In February 2020, when the Piramal Group submitted an expression of interest to buy insolvent Dewan Housing Finance Corp.’s assets, Chairman Ajay Piramal may not have imagined the long wait they were in for.
Piramal finally closed the acquisition on Wednesday but after a grueling process. Along the way, they had to fight off a tough competitor in the Adani Group, which changed its strategy midway and decided to bid for all of DHFL’s assets, rather than just the wholesale book. Other bidders followed suit.
Piramal, too, had to switch strategies. From initially bidding for the safer retail assets, the group decided to go all-in.
“Earlier on in the long-ish process, we had not looked at the wholesale (portfolio) at all,” Piramal told BloombergQuint in an interview. “But there were two things that we realised.”

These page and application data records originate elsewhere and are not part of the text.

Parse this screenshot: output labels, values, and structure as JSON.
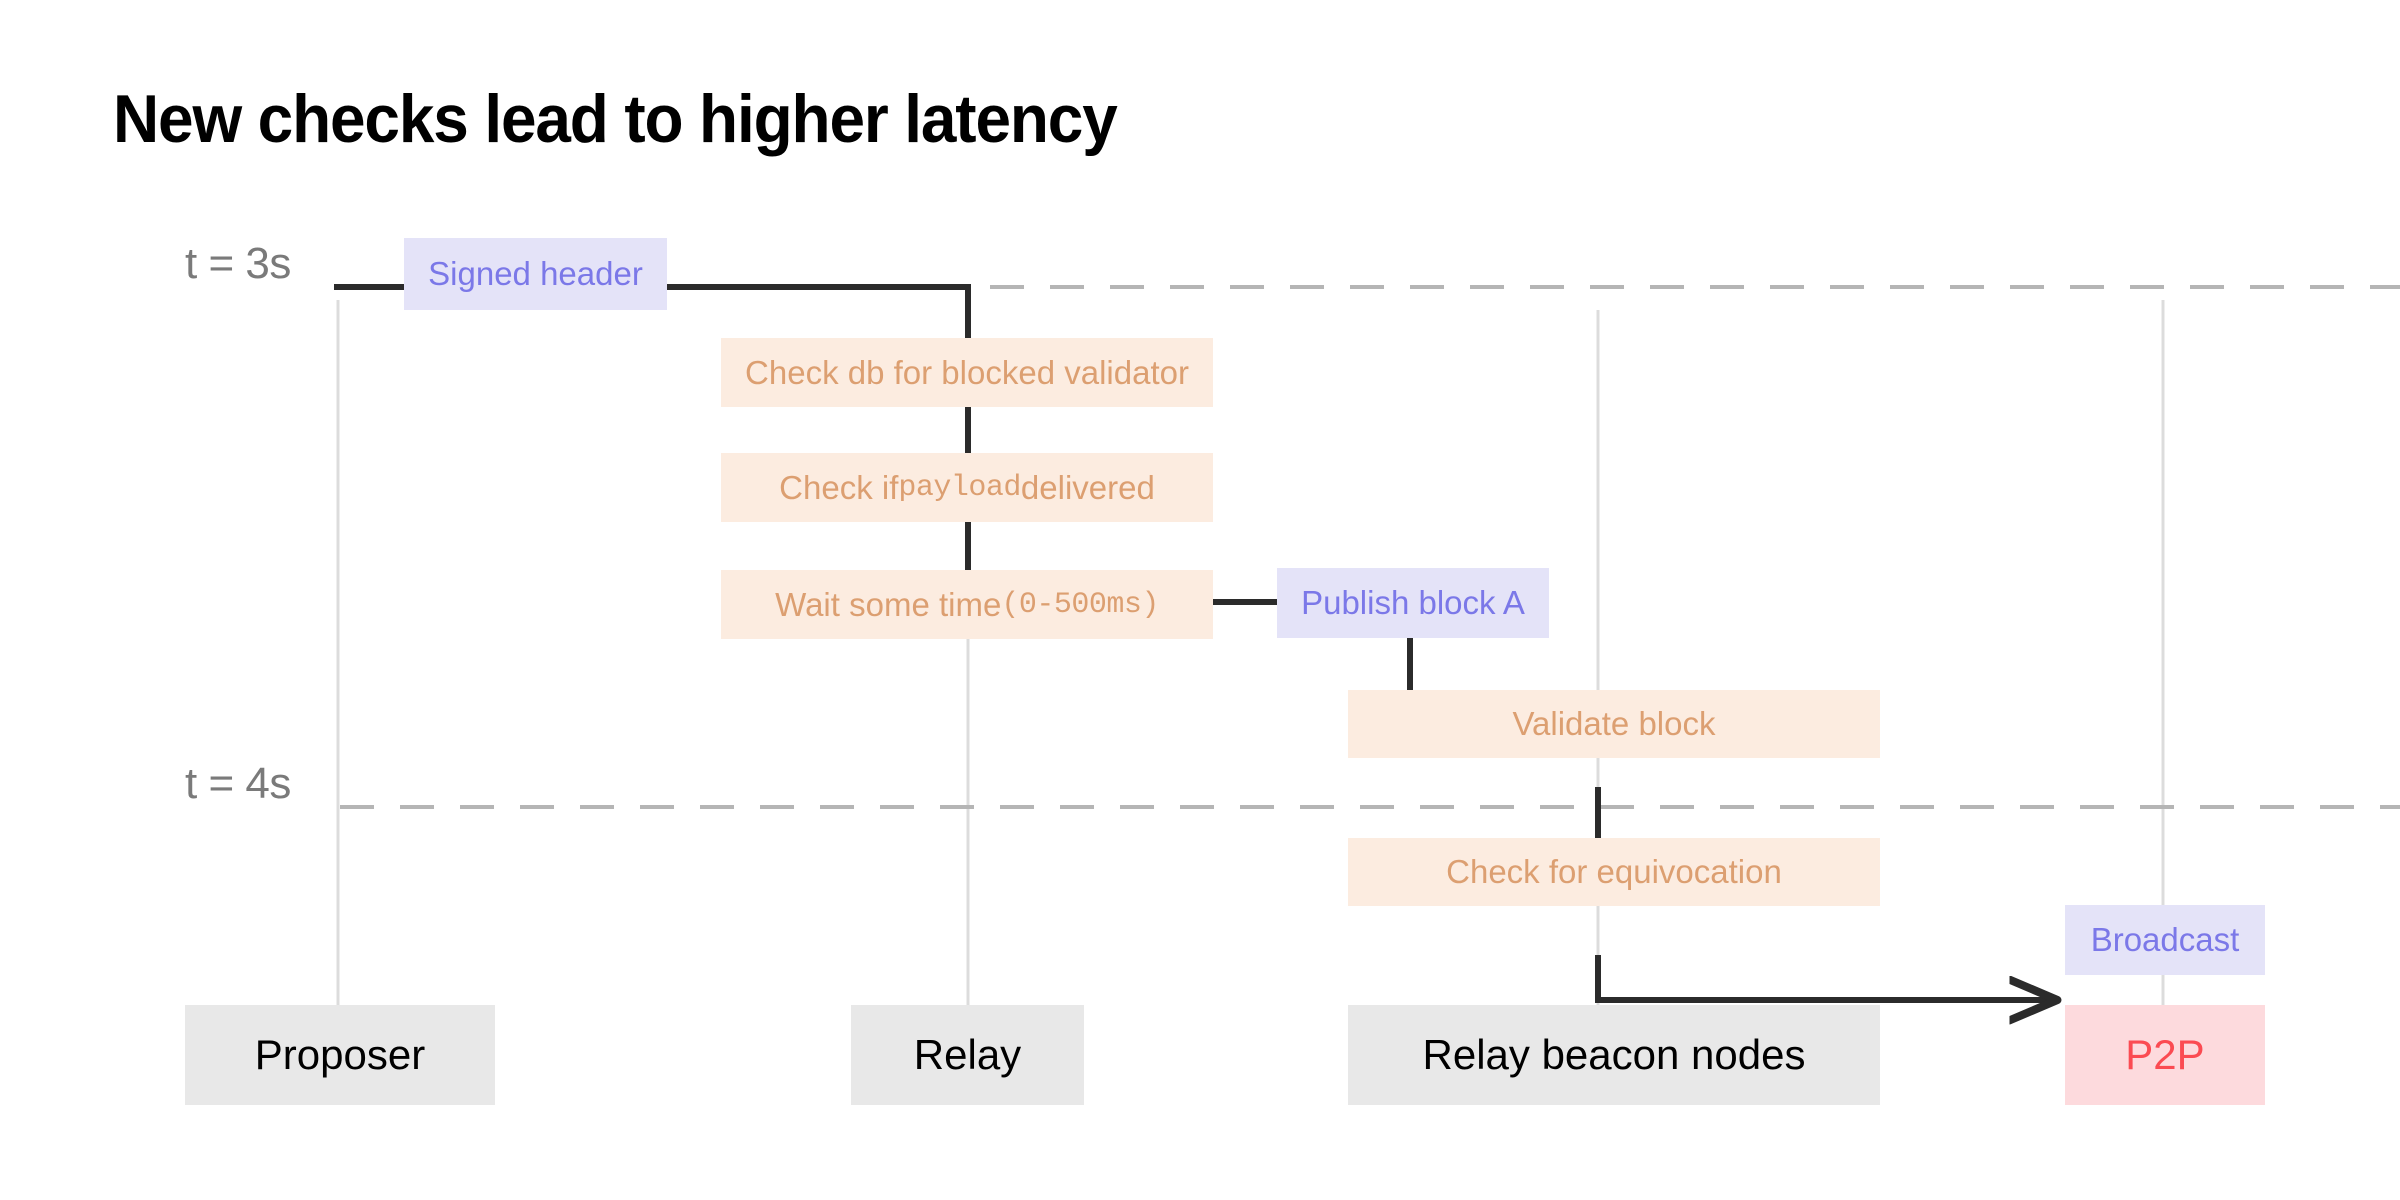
{
  "title": "New checks lead to higher latency",
  "colors": {
    "message_fill": "#e4e3f8",
    "message_text": "#7b78e8",
    "task_fill": "#fcece0",
    "task_text": "#dc9f71",
    "lane_fill": "#e8e8e8",
    "lane_text": "#000000",
    "p2p_fill": "#fddadd",
    "p2p_text": "#fb4b52",
    "connector": "#2b2b2b",
    "lane_line": "#dcdcdc",
    "time_dash": "#b5b5b5",
    "time_label": "#7a7a7a"
  },
  "time_markers": [
    {
      "id": "t3",
      "label": "t = 3s"
    },
    {
      "id": "t4",
      "label": "t = 4s"
    }
  ],
  "lanes": [
    {
      "id": "proposer",
      "label": "Proposer",
      "kind": "lane"
    },
    {
      "id": "relay",
      "label": "Relay",
      "kind": "lane"
    },
    {
      "id": "relay-beacon-nodes",
      "label": "Relay beacon nodes",
      "kind": "lane"
    },
    {
      "id": "p2p",
      "label": "P2P",
      "kind": "p2p"
    }
  ],
  "steps": [
    {
      "id": "signed-header",
      "kind": "message",
      "lane": "proposer",
      "label": "Signed header"
    },
    {
      "id": "check-db-blocked-validator",
      "kind": "task",
      "lane": "relay",
      "label": "Check db for blocked validator"
    },
    {
      "id": "check-payload-delivered",
      "kind": "task",
      "lane": "relay",
      "label_pre": "Check if ",
      "label_mono": "payload",
      "label_post": " delivered"
    },
    {
      "id": "wait-some-time",
      "kind": "task",
      "lane": "relay",
      "label_pre": "Wait some time ",
      "label_mono": "(0-500ms)",
      "label_post": ""
    },
    {
      "id": "publish-block-a",
      "kind": "message",
      "lane": "relay-beacon-nodes",
      "label": "Publish block A"
    },
    {
      "id": "validate-block",
      "kind": "task",
      "lane": "relay-beacon-nodes",
      "label": "Validate block"
    },
    {
      "id": "check-for-equivocation",
      "kind": "task",
      "lane": "relay-beacon-nodes",
      "label": "Check for equivocation"
    },
    {
      "id": "broadcast",
      "kind": "message",
      "lane": "p2p",
      "label": "Broadcast"
    }
  ]
}
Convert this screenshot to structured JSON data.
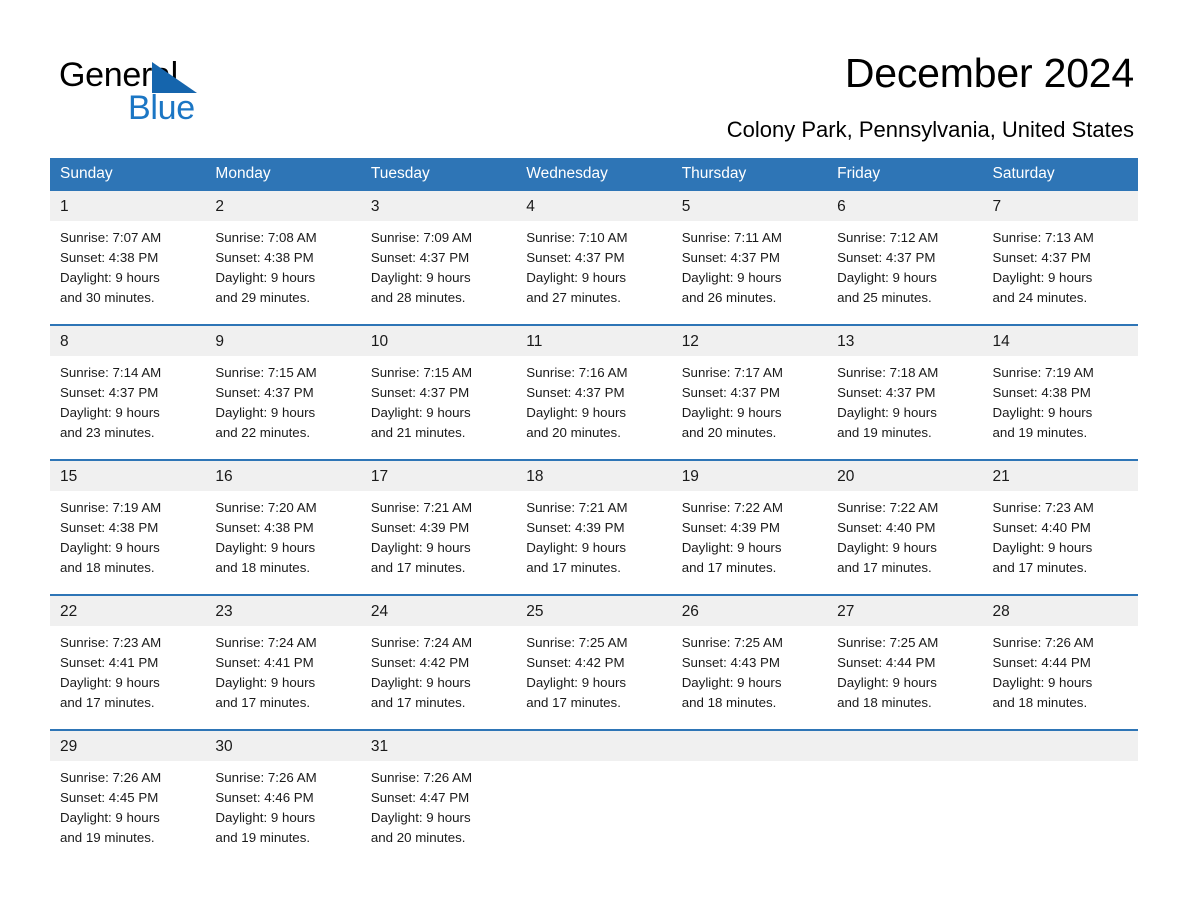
{
  "brand": {
    "name_part1": "General",
    "name_part2": "Blue",
    "triangle_color": "#1565ad",
    "blue_color": "#1b76c4"
  },
  "header": {
    "title": "December 2024",
    "subtitle": "Colony Park, Pennsylvania, United States"
  },
  "theme": {
    "header_blue": "#2e75b6",
    "daynum_background": "#f0f0f0",
    "page_background": "#ffffff",
    "text_color": "#1a1a1a"
  },
  "weekdays": [
    "Sunday",
    "Monday",
    "Tuesday",
    "Wednesday",
    "Thursday",
    "Friday",
    "Saturday"
  ],
  "weeks": [
    [
      {
        "day": "1",
        "sunrise": "Sunrise: 7:07 AM",
        "sunset": "Sunset: 4:38 PM",
        "daylight1": "Daylight: 9 hours",
        "daylight2": "and 30 minutes."
      },
      {
        "day": "2",
        "sunrise": "Sunrise: 7:08 AM",
        "sunset": "Sunset: 4:38 PM",
        "daylight1": "Daylight: 9 hours",
        "daylight2": "and 29 minutes."
      },
      {
        "day": "3",
        "sunrise": "Sunrise: 7:09 AM",
        "sunset": "Sunset: 4:37 PM",
        "daylight1": "Daylight: 9 hours",
        "daylight2": "and 28 minutes."
      },
      {
        "day": "4",
        "sunrise": "Sunrise: 7:10 AM",
        "sunset": "Sunset: 4:37 PM",
        "daylight1": "Daylight: 9 hours",
        "daylight2": "and 27 minutes."
      },
      {
        "day": "5",
        "sunrise": "Sunrise: 7:11 AM",
        "sunset": "Sunset: 4:37 PM",
        "daylight1": "Daylight: 9 hours",
        "daylight2": "and 26 minutes."
      },
      {
        "day": "6",
        "sunrise": "Sunrise: 7:12 AM",
        "sunset": "Sunset: 4:37 PM",
        "daylight1": "Daylight: 9 hours",
        "daylight2": "and 25 minutes."
      },
      {
        "day": "7",
        "sunrise": "Sunrise: 7:13 AM",
        "sunset": "Sunset: 4:37 PM",
        "daylight1": "Daylight: 9 hours",
        "daylight2": "and 24 minutes."
      }
    ],
    [
      {
        "day": "8",
        "sunrise": "Sunrise: 7:14 AM",
        "sunset": "Sunset: 4:37 PM",
        "daylight1": "Daylight: 9 hours",
        "daylight2": "and 23 minutes."
      },
      {
        "day": "9",
        "sunrise": "Sunrise: 7:15 AM",
        "sunset": "Sunset: 4:37 PM",
        "daylight1": "Daylight: 9 hours",
        "daylight2": "and 22 minutes."
      },
      {
        "day": "10",
        "sunrise": "Sunrise: 7:15 AM",
        "sunset": "Sunset: 4:37 PM",
        "daylight1": "Daylight: 9 hours",
        "daylight2": "and 21 minutes."
      },
      {
        "day": "11",
        "sunrise": "Sunrise: 7:16 AM",
        "sunset": "Sunset: 4:37 PM",
        "daylight1": "Daylight: 9 hours",
        "daylight2": "and 20 minutes."
      },
      {
        "day": "12",
        "sunrise": "Sunrise: 7:17 AM",
        "sunset": "Sunset: 4:37 PM",
        "daylight1": "Daylight: 9 hours",
        "daylight2": "and 20 minutes."
      },
      {
        "day": "13",
        "sunrise": "Sunrise: 7:18 AM",
        "sunset": "Sunset: 4:37 PM",
        "daylight1": "Daylight: 9 hours",
        "daylight2": "and 19 minutes."
      },
      {
        "day": "14",
        "sunrise": "Sunrise: 7:19 AM",
        "sunset": "Sunset: 4:38 PM",
        "daylight1": "Daylight: 9 hours",
        "daylight2": "and 19 minutes."
      }
    ],
    [
      {
        "day": "15",
        "sunrise": "Sunrise: 7:19 AM",
        "sunset": "Sunset: 4:38 PM",
        "daylight1": "Daylight: 9 hours",
        "daylight2": "and 18 minutes."
      },
      {
        "day": "16",
        "sunrise": "Sunrise: 7:20 AM",
        "sunset": "Sunset: 4:38 PM",
        "daylight1": "Daylight: 9 hours",
        "daylight2": "and 18 minutes."
      },
      {
        "day": "17",
        "sunrise": "Sunrise: 7:21 AM",
        "sunset": "Sunset: 4:39 PM",
        "daylight1": "Daylight: 9 hours",
        "daylight2": "and 17 minutes."
      },
      {
        "day": "18",
        "sunrise": "Sunrise: 7:21 AM",
        "sunset": "Sunset: 4:39 PM",
        "daylight1": "Daylight: 9 hours",
        "daylight2": "and 17 minutes."
      },
      {
        "day": "19",
        "sunrise": "Sunrise: 7:22 AM",
        "sunset": "Sunset: 4:39 PM",
        "daylight1": "Daylight: 9 hours",
        "daylight2": "and 17 minutes."
      },
      {
        "day": "20",
        "sunrise": "Sunrise: 7:22 AM",
        "sunset": "Sunset: 4:40 PM",
        "daylight1": "Daylight: 9 hours",
        "daylight2": "and 17 minutes."
      },
      {
        "day": "21",
        "sunrise": "Sunrise: 7:23 AM",
        "sunset": "Sunset: 4:40 PM",
        "daylight1": "Daylight: 9 hours",
        "daylight2": "and 17 minutes."
      }
    ],
    [
      {
        "day": "22",
        "sunrise": "Sunrise: 7:23 AM",
        "sunset": "Sunset: 4:41 PM",
        "daylight1": "Daylight: 9 hours",
        "daylight2": "and 17 minutes."
      },
      {
        "day": "23",
        "sunrise": "Sunrise: 7:24 AM",
        "sunset": "Sunset: 4:41 PM",
        "daylight1": "Daylight: 9 hours",
        "daylight2": "and 17 minutes."
      },
      {
        "day": "24",
        "sunrise": "Sunrise: 7:24 AM",
        "sunset": "Sunset: 4:42 PM",
        "daylight1": "Daylight: 9 hours",
        "daylight2": "and 17 minutes."
      },
      {
        "day": "25",
        "sunrise": "Sunrise: 7:25 AM",
        "sunset": "Sunset: 4:42 PM",
        "daylight1": "Daylight: 9 hours",
        "daylight2": "and 17 minutes."
      },
      {
        "day": "26",
        "sunrise": "Sunrise: 7:25 AM",
        "sunset": "Sunset: 4:43 PM",
        "daylight1": "Daylight: 9 hours",
        "daylight2": "and 18 minutes."
      },
      {
        "day": "27",
        "sunrise": "Sunrise: 7:25 AM",
        "sunset": "Sunset: 4:44 PM",
        "daylight1": "Daylight: 9 hours",
        "daylight2": "and 18 minutes."
      },
      {
        "day": "28",
        "sunrise": "Sunrise: 7:26 AM",
        "sunset": "Sunset: 4:44 PM",
        "daylight1": "Daylight: 9 hours",
        "daylight2": "and 18 minutes."
      }
    ],
    [
      {
        "day": "29",
        "sunrise": "Sunrise: 7:26 AM",
        "sunset": "Sunset: 4:45 PM",
        "daylight1": "Daylight: 9 hours",
        "daylight2": "and 19 minutes."
      },
      {
        "day": "30",
        "sunrise": "Sunrise: 7:26 AM",
        "sunset": "Sunset: 4:46 PM",
        "daylight1": "Daylight: 9 hours",
        "daylight2": "and 19 minutes."
      },
      {
        "day": "31",
        "sunrise": "Sunrise: 7:26 AM",
        "sunset": "Sunset: 4:47 PM",
        "daylight1": "Daylight: 9 hours",
        "daylight2": "and 20 minutes."
      },
      {
        "day": "",
        "sunrise": "",
        "sunset": "",
        "daylight1": "",
        "daylight2": ""
      },
      {
        "day": "",
        "sunrise": "",
        "sunset": "",
        "daylight1": "",
        "daylight2": ""
      },
      {
        "day": "",
        "sunrise": "",
        "sunset": "",
        "daylight1": "",
        "daylight2": ""
      },
      {
        "day": "",
        "sunrise": "",
        "sunset": "",
        "daylight1": "",
        "daylight2": ""
      }
    ]
  ]
}
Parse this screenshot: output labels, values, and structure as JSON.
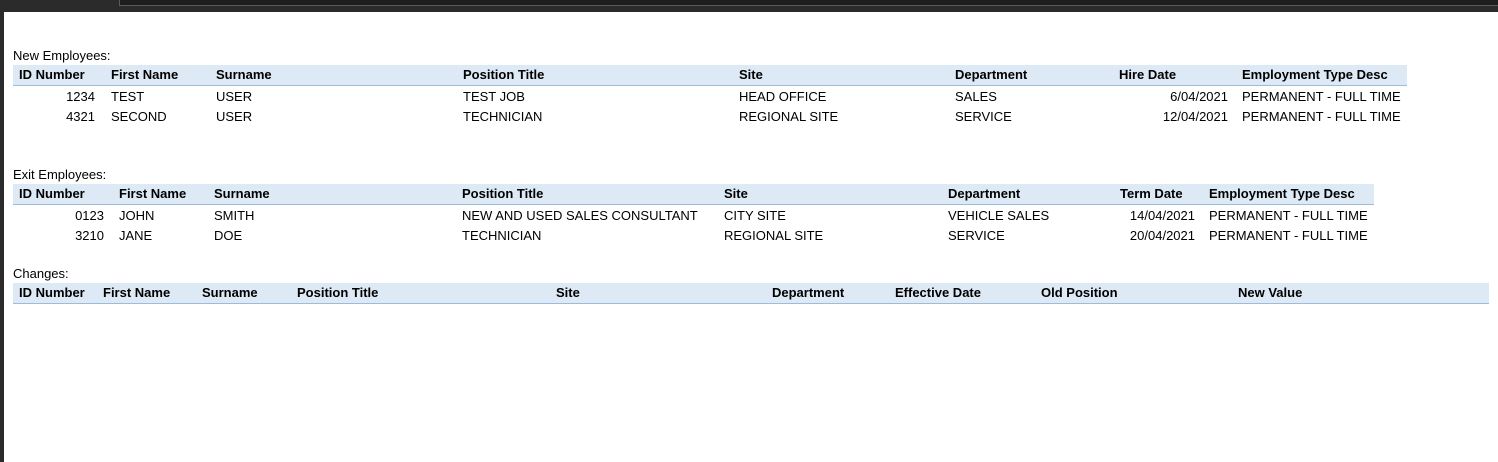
{
  "new_employees": {
    "title": "New Employees:",
    "columns": [
      "ID Number",
      "First Name",
      "Surname",
      "Position Title",
      "Site",
      "Department",
      "Hire Date",
      "Employment Type Desc"
    ],
    "rows": [
      [
        "1234",
        "TEST",
        "USER",
        "TEST JOB",
        "HEAD OFFICE",
        "SALES",
        "6/04/2021",
        "PERMANENT - FULL TIME"
      ],
      [
        "4321",
        "SECOND",
        "USER",
        "TECHNICIAN",
        "REGIONAL SITE",
        "SERVICE",
        "12/04/2021",
        "PERMANENT - FULL TIME"
      ]
    ]
  },
  "exit_employees": {
    "title": "Exit Employees:",
    "columns": [
      "ID Number",
      "First Name",
      "Surname",
      "Position Title",
      "Site",
      "Department",
      "Term Date",
      "Employment Type Desc"
    ],
    "rows": [
      [
        "0123",
        "JOHN",
        "SMITH",
        "NEW AND USED SALES CONSULTANT",
        "CITY SITE",
        "VEHICLE SALES",
        "14/04/2021",
        "PERMANENT - FULL TIME"
      ],
      [
        "3210",
        "JANE",
        "DOE",
        "TECHNICIAN",
        "REGIONAL SITE",
        "SERVICE",
        "20/04/2021",
        "PERMANENT - FULL TIME"
      ]
    ]
  },
  "changes": {
    "title": "Changes:",
    "columns": [
      "ID Number",
      "First Name",
      "Surname",
      "Position Title",
      "Site",
      "Department",
      "Effective Date",
      "Old Position",
      "New Value"
    ]
  }
}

First, under the Insolvency and Bankruptcy Code, a higher weight is given to bidding for the entire company rather than individual assets, he said. Second, the value that other bidders assigned the wholesale portfolio did not increase the overall cost for the Piramal Group by much.
Five rounds of competitive bidding and a few controversies later, the Piramal Group won the bidding process in January this year. Regulatory, legal and administrative approvals took another eight months.
Lenders, who were initially staring at a large haircut, benefitted immensely from competitive bidding. They will recover Rs 38,000 crore from the DHFL account. This includes Rs 14,700 crore in upfront cash payment, Rs 3,800 crore from DHFL’s existing cash balances and Rs 19,550 crore in 10-year non-convertible debentures with an annual interest rate of 6.75%.
For the Piramal Group, the acquisition is a major milestone in its attempt to make a mark in financial services. It had so far focused on wholesale real estate lending, which faced its share of asset-quality concerns.
DHFL allows the Piramal Group to leap into the lucrative and relatively safer affordable housing loans segment.
The group’s loan book will now be equally divided between retail and wholesale loans. From here on, Piramal aims to grow retail footprint to ensure that loans to individuals account for two-thirds of its portfolio.
This, Piramal aims to achieve through small business loans, loans against property, used vehicle finance and unsecured retail lending. Piramal Capital & Housing Finance Ltd. will employ both physical and digital modes of distribution to target these segments.
“Unsecured retail is something new which we will be starting. For that we are investing in artificial intelligence and machine learning to better understand risk and underwriting. We will also grow DHFL’s existing infrastructure to do these loans,” Piramal said.
The wholesale loans segment will be de-emphasised. The immediate strategy is to wind down DHFL’s corporate loans and monetise them, Piramal said.
According to a corporate presentation on DHFL’s website, the company’s total wholesale book stood at Rs 50,805 crore as of June 30, 2020. Adjusting for fair value loss, the book was valued at just Rs 30,107 crore.
Piramal is going big on the housing loan segment at a time when competition is at a peak. Given concerns around asset quality across other segments, most large banks are focusing on mortgages. A large surplus liquidity has meant that these banks are also offering historically low interest rates.
During the current festive period, the lowest home loan rates are in the 6.5-6.7% range.
Can Piramal, without the advantage of low-cost deposits, really compete?
“Traditionally, the cost of funds of banks will always be lower than an NBFC. So that way you should never have an NBFC. But that’s not the way to look at it,” Piramal said.
The geographies that DHFL is present in gives the Piramal Group significant strategic advantage over banks, he said. Piramal is also inheriting DHFL’s staff and branches, which will add to its strength in growing the affordable housing book.
“Plus the way we are doing it, these are not just salaried customers. Risk analysis and to have proprietary models is not something which is their (banks’) area of strength,” Piramal said.
With the kind of rates banks and large housing financiers are offering, companies like Piramal have to target non-salaried customers in small geographies, said an analyst, who spoke on the condition of anonymity. But the quality of customers in this market is uncertain as prime borrowers would have already been covered by more established NBFCs, the analyst added.
One way for Piramal to lower the cost of funds and lend at lower rates to higher-credit-score customers would be to accept fixed deposits.
DHFL, which was a deposit-taking company, lost its licence after the Reserve Bank of India put it under bankruptcy proceedings in November 2019. Further, while approving Piramal Group’s bid for DHFL, the regulator declined to renew this license.